By Kishor Cariappa
A few days back Karnataka government unveiled a proposal to construct a 125-feet tall statue of ‘Mother Kaveri’ at Brindavan Gardens in Krishna Raja Sagar reservoir near Mysuru at a cost of Rs 1,200 crores. The state government has claimed the statue will be a tribute to the river that is often called ‘mother’.
People of Kodagu are not happy with the announcement at this point of time when the district is yet to come to terms with the massive floods and landslides. Rehabilitation is going on at a slow place in the land of River Kaveri.
There is no denying the fact that successive governments in Karnataka have neglected the cause of River Kaveri which is deemed one of the most polluted rivers in south India. From Bhagamandala to Siddapur to Kushalnagar, the river is dumped with harmful wastes along its path. A study last year pointed that River Kaveri carries 600% more chemical toxins than River Ganga. Every year during summer voluntary organisations undertake clean-up campaigns which results in tons of garbage being collected from the river bed. While widespread deforestation at the catchment areas has led to decreased rainfall over the years, there is significant reduction in the base flow of the river due to sand mining.
Over the years, governments which talk about River Kaveri as ‘mother’ have not taken concrete steps to clean and preserve the river. The state budgets have no allocation for schemes and projects to revive the river by afforestation along the catchment area or to implement measures to reduce pollution. Although cases are registered against establishments for letting out pollutants to the river, no concrete plans are in place to put in place a zero-tolerance policy against pollution.
What Karnataka government can do is bring in a legislation to declare River Kaveri as a ‘living person’. Like Ganga and Yamuna rivers, it would make a lot of difference if the ‘mother’ is granted a legal human status in preservation and conservation. It would also mean that polluting or damaging the river will be legally equivalent to harming a person.
Kodagu, the land of River Kaveri, which witnessed villages being swallowed in massive landslides in August this year, has set in place a rehabilitation plan for reconstruction of the district. Chief Minister H.D. Kumaraswamy announced the formation of the Kodagu Development Authority last month to expedite the relief and rehabilitation work in the district. Instead of building a statue at a cost of Rs 1,200 crore, the state government could have fast-tracked the rehabilitation efforts in Kodagu so that children of the ‘mother’ could forget their trauma and lead a normal life.
While the statue at KSR will be a symbol of achievement for the present government, for the people of Kodagu it doesn’t mean much other than being another tourist spot.
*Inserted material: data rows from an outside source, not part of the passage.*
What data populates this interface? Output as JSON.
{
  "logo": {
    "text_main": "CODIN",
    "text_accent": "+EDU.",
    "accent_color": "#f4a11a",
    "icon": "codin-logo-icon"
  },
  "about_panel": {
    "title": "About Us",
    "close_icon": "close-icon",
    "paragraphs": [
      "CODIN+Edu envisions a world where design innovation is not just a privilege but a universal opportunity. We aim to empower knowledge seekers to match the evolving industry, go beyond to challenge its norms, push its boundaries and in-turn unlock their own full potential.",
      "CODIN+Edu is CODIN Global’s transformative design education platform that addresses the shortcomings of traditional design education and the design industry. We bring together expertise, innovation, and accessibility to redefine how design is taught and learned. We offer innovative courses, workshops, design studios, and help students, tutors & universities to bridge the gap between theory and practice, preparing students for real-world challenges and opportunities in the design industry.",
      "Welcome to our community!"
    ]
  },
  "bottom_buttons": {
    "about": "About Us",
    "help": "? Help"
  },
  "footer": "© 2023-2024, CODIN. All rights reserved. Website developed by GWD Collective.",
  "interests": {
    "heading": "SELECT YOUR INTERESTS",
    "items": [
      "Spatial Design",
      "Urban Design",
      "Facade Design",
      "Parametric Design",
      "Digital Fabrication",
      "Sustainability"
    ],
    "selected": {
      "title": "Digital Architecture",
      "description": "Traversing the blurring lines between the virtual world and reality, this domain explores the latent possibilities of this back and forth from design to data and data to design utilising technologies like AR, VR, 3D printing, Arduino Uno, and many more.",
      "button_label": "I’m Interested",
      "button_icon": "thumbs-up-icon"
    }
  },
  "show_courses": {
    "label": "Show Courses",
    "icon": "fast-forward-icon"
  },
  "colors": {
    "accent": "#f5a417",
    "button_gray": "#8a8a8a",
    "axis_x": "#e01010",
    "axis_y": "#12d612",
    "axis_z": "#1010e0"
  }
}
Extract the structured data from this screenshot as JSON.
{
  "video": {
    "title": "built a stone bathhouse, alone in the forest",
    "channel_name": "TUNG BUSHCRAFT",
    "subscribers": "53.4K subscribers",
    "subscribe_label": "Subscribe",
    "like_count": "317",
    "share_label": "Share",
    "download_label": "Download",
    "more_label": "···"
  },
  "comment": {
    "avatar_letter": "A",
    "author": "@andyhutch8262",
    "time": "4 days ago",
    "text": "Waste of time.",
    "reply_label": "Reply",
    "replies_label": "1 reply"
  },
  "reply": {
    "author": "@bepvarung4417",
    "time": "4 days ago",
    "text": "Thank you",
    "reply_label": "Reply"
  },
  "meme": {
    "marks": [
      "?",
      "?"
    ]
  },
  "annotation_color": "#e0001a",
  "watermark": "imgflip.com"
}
Residents of Kodagu have always asked a question: “What has the state government given to the land (Kodagu) which has given River Kaveri to Karnataka?”.
There are no concrete answers. Only questions.